employer pays his or her tipped employees the current federal
minimum wage of $5.15 per hour, which is broken down into a cash
wage of $2.13 per hour and a tip credit of $3.02 per hour. The
restaurant operator should calculate tipped employees' overtime
rate NOT by multiplying the cash wage of $2.13 by 1.5 but by multiplying
$5.15 (employee's regular rate of pay) by 1.5 and then subtracting
the hourly tip credit of $3.02.
a large convention came to town during a busy tourist season, servers
at a local restaurant worked more than 40 hours per week. This restaurant
follows federal wage law and pays its tipped servers a cash
wage of $2.13 per hour, taking the maximum "tip credit"
of $3.02 per hour allowed under federal law.

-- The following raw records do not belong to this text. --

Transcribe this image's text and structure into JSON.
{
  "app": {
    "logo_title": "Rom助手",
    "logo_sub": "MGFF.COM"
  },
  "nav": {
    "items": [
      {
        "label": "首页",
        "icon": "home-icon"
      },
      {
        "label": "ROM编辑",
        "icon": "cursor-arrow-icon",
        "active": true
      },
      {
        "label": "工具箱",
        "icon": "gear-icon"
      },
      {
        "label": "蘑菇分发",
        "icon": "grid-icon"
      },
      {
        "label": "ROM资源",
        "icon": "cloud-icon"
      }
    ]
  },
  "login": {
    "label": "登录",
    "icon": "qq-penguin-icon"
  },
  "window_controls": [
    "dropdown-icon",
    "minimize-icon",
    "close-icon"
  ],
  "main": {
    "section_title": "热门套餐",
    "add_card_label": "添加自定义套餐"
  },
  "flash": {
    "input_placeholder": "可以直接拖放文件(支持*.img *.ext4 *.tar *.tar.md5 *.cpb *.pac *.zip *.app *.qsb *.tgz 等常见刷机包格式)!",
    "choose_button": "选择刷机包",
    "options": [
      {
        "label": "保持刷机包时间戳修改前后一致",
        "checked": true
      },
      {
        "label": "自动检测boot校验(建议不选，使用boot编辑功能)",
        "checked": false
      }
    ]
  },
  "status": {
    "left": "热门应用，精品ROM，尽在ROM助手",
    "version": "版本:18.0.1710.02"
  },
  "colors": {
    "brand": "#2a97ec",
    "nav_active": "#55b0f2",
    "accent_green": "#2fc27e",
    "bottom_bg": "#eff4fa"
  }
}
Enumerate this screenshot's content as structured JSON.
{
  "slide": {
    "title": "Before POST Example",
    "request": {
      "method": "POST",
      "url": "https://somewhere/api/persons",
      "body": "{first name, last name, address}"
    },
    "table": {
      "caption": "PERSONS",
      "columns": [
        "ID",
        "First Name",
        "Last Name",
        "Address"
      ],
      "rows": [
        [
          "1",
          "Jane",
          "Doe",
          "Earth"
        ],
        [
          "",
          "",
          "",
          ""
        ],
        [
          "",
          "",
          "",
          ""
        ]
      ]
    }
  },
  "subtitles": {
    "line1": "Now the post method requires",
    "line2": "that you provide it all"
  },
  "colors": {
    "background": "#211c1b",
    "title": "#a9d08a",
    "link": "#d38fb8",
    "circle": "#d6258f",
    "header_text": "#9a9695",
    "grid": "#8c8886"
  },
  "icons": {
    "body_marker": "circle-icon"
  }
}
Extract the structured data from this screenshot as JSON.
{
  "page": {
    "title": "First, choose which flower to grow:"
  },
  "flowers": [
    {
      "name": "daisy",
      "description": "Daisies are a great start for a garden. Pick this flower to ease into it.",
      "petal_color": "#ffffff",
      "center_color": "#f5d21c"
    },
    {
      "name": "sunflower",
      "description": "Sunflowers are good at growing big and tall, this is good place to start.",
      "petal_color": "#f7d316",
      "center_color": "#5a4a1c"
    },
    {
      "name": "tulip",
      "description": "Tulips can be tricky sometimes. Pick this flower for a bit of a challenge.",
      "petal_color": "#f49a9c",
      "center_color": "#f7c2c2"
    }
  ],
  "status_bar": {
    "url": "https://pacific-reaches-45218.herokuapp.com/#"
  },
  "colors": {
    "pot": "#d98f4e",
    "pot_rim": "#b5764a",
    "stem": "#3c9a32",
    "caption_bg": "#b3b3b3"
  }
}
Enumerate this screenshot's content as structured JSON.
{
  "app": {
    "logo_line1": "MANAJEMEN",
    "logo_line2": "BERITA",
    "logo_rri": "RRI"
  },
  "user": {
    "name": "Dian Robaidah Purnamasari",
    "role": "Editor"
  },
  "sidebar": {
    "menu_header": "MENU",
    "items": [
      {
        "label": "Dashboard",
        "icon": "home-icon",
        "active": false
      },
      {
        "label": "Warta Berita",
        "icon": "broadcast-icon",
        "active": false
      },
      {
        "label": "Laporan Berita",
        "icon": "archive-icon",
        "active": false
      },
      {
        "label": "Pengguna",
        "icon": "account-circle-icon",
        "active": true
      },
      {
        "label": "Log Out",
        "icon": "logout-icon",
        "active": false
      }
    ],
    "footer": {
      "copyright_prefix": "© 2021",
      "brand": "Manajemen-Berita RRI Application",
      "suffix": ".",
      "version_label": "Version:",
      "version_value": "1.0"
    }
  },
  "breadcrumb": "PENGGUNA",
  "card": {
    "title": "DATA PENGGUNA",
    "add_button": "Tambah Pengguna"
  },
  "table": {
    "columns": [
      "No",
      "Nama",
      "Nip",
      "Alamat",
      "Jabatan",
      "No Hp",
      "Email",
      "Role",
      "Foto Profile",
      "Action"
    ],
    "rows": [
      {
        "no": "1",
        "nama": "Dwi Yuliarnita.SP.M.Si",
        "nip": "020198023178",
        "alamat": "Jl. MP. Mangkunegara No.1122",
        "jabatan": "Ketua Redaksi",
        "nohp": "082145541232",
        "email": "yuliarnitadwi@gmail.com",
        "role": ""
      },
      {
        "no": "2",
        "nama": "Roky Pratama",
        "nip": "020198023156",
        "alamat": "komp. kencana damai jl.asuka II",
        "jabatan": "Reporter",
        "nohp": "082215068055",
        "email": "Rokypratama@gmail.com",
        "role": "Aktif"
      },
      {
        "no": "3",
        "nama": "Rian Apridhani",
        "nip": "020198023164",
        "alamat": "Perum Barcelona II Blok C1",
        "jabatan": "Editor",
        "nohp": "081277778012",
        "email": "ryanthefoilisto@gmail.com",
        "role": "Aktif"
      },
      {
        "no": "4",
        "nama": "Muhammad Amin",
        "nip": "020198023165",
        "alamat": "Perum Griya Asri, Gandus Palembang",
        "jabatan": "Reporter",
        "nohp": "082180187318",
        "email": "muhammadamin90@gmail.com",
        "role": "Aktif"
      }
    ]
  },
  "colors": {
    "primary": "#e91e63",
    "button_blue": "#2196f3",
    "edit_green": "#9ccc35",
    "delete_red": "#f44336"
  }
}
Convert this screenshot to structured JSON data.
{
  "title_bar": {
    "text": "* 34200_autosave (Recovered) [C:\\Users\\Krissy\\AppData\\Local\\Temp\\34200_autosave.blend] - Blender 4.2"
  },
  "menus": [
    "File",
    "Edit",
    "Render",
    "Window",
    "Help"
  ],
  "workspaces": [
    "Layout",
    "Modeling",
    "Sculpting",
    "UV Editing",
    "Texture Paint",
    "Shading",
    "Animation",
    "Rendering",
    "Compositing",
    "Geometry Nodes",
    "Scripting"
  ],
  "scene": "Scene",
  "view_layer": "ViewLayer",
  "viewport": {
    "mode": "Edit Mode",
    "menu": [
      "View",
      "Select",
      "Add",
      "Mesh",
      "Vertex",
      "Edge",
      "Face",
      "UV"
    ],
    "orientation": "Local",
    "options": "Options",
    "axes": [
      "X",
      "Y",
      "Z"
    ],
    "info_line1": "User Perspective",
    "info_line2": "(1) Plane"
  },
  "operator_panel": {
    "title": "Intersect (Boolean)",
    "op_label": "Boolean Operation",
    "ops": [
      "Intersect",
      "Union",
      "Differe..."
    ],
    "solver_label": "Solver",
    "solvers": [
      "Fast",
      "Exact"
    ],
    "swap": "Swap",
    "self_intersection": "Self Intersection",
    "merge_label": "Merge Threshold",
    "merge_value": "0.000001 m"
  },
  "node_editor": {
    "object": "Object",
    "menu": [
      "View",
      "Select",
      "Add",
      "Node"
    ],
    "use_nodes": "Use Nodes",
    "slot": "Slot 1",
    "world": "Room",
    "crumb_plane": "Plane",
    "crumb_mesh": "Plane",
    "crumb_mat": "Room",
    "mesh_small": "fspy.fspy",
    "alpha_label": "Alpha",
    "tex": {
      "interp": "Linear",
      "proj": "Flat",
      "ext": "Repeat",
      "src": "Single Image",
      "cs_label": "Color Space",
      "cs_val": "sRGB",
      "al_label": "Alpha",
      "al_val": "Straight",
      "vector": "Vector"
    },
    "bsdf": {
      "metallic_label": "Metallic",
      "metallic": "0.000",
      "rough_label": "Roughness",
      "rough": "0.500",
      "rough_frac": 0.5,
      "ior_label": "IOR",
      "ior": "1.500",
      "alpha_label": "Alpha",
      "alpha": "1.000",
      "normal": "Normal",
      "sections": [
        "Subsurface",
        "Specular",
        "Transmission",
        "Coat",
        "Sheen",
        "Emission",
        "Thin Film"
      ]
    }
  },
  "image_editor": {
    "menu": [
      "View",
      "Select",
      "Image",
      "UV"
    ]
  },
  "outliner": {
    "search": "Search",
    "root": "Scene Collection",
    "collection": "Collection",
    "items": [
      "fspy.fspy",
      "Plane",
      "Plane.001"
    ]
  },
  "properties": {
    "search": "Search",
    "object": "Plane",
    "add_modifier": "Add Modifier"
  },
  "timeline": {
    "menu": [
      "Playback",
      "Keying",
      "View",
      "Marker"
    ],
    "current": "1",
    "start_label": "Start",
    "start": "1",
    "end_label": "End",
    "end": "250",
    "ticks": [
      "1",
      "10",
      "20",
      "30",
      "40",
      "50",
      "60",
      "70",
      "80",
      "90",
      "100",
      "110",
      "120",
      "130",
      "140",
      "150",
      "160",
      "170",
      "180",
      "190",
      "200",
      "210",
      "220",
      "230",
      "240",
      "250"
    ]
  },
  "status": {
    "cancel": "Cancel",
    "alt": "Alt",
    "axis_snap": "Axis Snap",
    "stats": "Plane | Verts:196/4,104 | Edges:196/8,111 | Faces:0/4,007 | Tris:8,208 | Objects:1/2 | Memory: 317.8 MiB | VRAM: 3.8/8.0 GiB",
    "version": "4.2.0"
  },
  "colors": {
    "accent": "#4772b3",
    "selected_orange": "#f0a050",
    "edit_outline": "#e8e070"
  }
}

a particularly busy week, one server worked 60 hours. In addition
to the tips paid directly to him by guests, the server received a
total of $149.20 in compensation from the restaurant.
restaurant computed his wages as follows: 40 hours x $2.13 per hour
= $85.20; 20 overtime hours x $3.20 per hour ($2.13 x 1.5) = $64;
$85.20 + $64 = $149.20. The server complained that his pay was not
properly computed and he was correct. Here's why.
of tipped employees must pay a cash wage of at least $2.13 per hour
if they claim a tip credit against minimum-wage obligations. However,
while a restaurant operator can pay $2.13 an hour for the server's
first 40 hours worked per week, overtime cannot be calculated at one-and-a-half
the overtime rate for the tipped employee, the restaurateur must multiply
the minimum wage ($5.15 per hour) by 1 ½ (1.5), subtract the
tip credit ($3.02 per hour), multiply that figure by the number of
overtime hours worked (20 hours), and then add that sum to his 40-hour
total ($85.20). [$5.15 x 1.5 = $7.73; $7.73 - $3.02 = $4.71; $4.71
x 20 = $94.20; $94.20 + $85.20 = $179.40.] Therefore, the restaurant
should have paid the server $179.40 instead of $149.20.
The Correct Calculation
Employee's regular rate of pay
Multiply by overtime rate
the federal tip credit
by the number of overtime hours worked (20 hours)
Total overtime pay
Employee's pay for first 40 (straight-time) hours:
40 hours x $2.13 per hour
Employee's total weekly pay
I give comp time rather than pay overtime?
time and who is eligible for it are often sources of confusion. The
Fair Labor Standards Act says compensatory time is "time off
in lieu of overtime at a rate of not less than 1 ½ hours for
each hour of employment for which overtime compensation is required."
employers are not allowed to use comp time in lieu of overtime pay
for hours worked in excess of 40 hours per week for nonexempt employees.
the U.S. Department of Labor says that a private-sector employer may
allow the use of "time-off" plans for nonexempt employees,
which is similar to comp time with the leave taken during the same
pay period. For example, a nonexempt employee who works 50 hours during
the first week of a two-week pay period can take 15 hours off (or
be ordered to do so) in the second week, working only 25 hours without
any requirement that the employer pay overtime.
of meals for overtime
employer provides meals to employees and does not qualify for a meal
credit, the employer must include the value of those meals as part
of an employee's total remuneration when calculating the employee's
regular rate of pay.
DOL regulations do permit an employer to enter into an agreement with
any or all of his employees to exclude the cost of a "free daily
lunch or other single daily meal furnished to employees" when
computing overtime rates. For the meal to be excluded from overtime
rates in those instances, the meal must be provided at no cost to
the employees, the employer may not take a meal credit, and both the
employer and employee must agree to this arrangement before the meals
government: The DOL's Web site at www.dol.gov
offers Employment Laws Assistance
for Workers and Small Businesses (elaws), a service that helps
employers and employees understand and comply with the numerous
employment laws enforced by the DOL. Check out the elaws section
on Fair Labor Standards
Act questions. The DOL's
Wage and Hour Division also has information on wage issues.
laws: Join your state restaurant association
for the most up-to-date information on state wage rates, since many
states set a minimum wage that is different from the federal rate.
Last updated June 4, 2001.